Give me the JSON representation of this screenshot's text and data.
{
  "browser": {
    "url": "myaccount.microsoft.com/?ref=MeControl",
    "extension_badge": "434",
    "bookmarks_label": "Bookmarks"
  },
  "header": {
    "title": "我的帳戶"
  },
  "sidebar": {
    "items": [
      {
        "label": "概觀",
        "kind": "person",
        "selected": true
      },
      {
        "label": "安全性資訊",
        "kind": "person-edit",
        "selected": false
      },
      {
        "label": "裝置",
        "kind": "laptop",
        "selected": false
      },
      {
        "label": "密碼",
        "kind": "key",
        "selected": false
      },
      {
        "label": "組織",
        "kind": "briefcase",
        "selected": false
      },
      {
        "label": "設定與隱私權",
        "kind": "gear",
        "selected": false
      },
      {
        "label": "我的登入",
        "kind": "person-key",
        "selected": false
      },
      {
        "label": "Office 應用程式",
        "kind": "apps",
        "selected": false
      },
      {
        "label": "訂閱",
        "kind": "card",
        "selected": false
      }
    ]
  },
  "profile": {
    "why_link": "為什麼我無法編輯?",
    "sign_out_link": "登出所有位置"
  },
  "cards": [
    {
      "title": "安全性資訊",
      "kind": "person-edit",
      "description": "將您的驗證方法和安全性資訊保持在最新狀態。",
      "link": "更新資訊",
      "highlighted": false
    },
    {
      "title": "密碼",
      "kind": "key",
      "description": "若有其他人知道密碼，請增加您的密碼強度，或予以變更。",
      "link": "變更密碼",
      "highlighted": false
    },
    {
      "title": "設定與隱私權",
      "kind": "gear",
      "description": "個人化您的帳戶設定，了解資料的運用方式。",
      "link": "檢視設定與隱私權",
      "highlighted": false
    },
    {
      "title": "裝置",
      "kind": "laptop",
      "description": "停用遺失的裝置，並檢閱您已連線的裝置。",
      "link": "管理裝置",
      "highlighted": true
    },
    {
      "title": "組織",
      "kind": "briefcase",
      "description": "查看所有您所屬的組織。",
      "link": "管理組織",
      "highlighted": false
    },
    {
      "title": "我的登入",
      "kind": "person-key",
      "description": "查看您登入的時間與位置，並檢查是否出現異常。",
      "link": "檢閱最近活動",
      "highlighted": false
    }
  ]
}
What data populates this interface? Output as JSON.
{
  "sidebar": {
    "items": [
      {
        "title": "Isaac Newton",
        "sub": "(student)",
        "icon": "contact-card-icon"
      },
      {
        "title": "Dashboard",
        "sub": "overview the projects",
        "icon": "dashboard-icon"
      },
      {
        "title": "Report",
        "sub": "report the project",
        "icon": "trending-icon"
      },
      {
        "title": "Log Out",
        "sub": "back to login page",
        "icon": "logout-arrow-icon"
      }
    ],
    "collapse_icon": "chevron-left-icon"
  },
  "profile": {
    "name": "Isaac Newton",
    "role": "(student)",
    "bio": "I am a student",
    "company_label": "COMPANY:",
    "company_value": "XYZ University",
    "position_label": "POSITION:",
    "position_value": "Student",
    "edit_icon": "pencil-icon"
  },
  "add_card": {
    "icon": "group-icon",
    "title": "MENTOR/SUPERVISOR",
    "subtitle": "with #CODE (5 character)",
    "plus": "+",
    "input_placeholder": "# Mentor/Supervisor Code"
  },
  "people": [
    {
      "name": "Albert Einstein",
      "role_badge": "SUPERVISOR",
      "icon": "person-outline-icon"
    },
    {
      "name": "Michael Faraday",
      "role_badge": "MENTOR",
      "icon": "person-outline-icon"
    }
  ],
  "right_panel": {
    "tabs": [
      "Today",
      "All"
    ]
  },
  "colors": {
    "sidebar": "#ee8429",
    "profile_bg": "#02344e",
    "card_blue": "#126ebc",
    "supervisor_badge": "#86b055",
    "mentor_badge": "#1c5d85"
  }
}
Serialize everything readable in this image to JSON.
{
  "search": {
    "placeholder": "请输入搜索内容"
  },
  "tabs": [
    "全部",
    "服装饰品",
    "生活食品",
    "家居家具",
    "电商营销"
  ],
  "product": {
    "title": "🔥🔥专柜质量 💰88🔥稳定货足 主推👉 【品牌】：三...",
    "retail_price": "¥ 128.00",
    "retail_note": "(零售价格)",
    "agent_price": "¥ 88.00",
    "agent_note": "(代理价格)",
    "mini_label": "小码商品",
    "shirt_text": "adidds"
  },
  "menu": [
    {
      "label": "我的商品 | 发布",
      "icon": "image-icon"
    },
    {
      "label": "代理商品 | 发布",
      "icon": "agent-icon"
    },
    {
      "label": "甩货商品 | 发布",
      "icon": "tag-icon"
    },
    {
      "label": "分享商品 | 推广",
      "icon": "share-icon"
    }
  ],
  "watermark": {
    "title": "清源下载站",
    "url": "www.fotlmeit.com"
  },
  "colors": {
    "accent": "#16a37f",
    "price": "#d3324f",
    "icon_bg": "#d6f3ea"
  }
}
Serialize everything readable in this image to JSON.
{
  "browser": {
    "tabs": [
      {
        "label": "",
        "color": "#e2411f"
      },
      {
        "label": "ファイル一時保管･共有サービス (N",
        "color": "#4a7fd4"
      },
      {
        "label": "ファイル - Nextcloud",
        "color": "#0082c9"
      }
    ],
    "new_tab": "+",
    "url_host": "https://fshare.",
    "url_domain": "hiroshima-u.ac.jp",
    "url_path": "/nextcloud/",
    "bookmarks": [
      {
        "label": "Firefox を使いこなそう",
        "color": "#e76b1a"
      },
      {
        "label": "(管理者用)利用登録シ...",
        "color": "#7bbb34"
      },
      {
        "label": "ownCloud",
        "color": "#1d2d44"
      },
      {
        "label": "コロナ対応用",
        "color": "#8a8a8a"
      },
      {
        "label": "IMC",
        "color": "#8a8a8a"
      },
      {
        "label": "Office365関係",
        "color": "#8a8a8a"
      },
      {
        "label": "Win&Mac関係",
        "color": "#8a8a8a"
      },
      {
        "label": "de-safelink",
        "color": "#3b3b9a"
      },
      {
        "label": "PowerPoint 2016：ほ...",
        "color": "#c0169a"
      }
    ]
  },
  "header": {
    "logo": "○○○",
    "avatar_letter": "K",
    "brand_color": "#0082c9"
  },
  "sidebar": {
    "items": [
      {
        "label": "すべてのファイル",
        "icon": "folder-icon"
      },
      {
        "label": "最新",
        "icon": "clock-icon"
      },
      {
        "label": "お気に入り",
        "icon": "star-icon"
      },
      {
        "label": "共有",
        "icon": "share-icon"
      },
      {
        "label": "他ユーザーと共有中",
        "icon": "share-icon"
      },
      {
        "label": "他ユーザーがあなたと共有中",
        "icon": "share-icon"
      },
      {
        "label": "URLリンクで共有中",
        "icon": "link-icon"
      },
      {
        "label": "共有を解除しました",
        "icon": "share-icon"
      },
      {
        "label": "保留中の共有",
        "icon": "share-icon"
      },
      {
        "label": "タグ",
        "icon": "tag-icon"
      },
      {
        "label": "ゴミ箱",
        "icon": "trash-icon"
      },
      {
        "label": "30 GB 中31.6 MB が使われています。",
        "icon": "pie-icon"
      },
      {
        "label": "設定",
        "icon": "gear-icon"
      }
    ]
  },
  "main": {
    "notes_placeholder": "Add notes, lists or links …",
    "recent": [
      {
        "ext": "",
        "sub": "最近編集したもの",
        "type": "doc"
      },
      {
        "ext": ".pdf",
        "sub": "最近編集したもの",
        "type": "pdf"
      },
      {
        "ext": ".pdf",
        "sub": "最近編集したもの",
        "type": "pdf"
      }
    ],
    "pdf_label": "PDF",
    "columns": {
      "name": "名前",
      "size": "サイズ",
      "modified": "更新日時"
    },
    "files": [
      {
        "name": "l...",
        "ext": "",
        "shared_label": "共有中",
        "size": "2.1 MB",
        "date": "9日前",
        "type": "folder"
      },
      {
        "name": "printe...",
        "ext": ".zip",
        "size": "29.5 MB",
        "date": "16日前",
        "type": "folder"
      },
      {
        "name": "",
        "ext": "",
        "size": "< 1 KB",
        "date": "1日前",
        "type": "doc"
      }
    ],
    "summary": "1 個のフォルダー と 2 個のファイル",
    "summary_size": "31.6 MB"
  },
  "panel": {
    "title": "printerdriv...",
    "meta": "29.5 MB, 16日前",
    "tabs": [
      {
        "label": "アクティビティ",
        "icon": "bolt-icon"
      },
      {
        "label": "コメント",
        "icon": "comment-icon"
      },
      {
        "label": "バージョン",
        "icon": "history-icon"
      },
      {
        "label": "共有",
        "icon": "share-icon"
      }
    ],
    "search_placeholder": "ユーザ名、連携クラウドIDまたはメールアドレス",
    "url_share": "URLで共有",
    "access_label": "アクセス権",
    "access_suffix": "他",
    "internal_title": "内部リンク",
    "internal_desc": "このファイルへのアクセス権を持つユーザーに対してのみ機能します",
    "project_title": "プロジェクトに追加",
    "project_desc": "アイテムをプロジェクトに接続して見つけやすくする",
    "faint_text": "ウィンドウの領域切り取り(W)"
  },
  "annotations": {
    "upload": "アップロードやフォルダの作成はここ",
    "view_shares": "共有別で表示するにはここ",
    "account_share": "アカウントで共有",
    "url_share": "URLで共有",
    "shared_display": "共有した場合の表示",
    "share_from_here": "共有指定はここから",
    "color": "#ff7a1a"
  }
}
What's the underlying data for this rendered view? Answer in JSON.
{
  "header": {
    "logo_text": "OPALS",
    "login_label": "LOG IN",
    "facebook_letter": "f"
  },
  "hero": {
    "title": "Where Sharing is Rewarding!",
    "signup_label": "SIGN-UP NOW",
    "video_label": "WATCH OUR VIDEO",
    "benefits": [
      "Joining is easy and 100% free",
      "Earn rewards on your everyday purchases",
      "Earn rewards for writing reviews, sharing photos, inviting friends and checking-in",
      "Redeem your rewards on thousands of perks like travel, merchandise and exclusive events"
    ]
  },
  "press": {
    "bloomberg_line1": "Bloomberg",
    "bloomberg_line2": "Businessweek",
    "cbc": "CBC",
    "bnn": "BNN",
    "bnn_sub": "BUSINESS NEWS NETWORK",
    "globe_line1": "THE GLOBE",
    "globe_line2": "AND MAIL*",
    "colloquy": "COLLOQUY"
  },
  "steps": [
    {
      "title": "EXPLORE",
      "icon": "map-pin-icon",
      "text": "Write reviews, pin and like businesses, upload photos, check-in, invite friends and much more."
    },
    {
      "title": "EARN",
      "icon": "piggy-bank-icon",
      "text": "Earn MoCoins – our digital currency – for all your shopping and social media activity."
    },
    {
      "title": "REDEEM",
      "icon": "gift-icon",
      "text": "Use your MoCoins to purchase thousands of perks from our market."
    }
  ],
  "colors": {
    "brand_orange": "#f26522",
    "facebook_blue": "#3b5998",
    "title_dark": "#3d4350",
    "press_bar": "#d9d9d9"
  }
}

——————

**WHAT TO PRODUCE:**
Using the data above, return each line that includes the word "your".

**ANSWER SECTION:**
      "Earn rewards on your everyday purchases",
      "Redeem your rewards on thousands of perks like travel, merchandise and exclusive events"
      "text": "Earn MoCoins – our digital currency – for all your shopping and social media activity."
      "text": "Use your MoCoins to purchase thousands of perks from our market."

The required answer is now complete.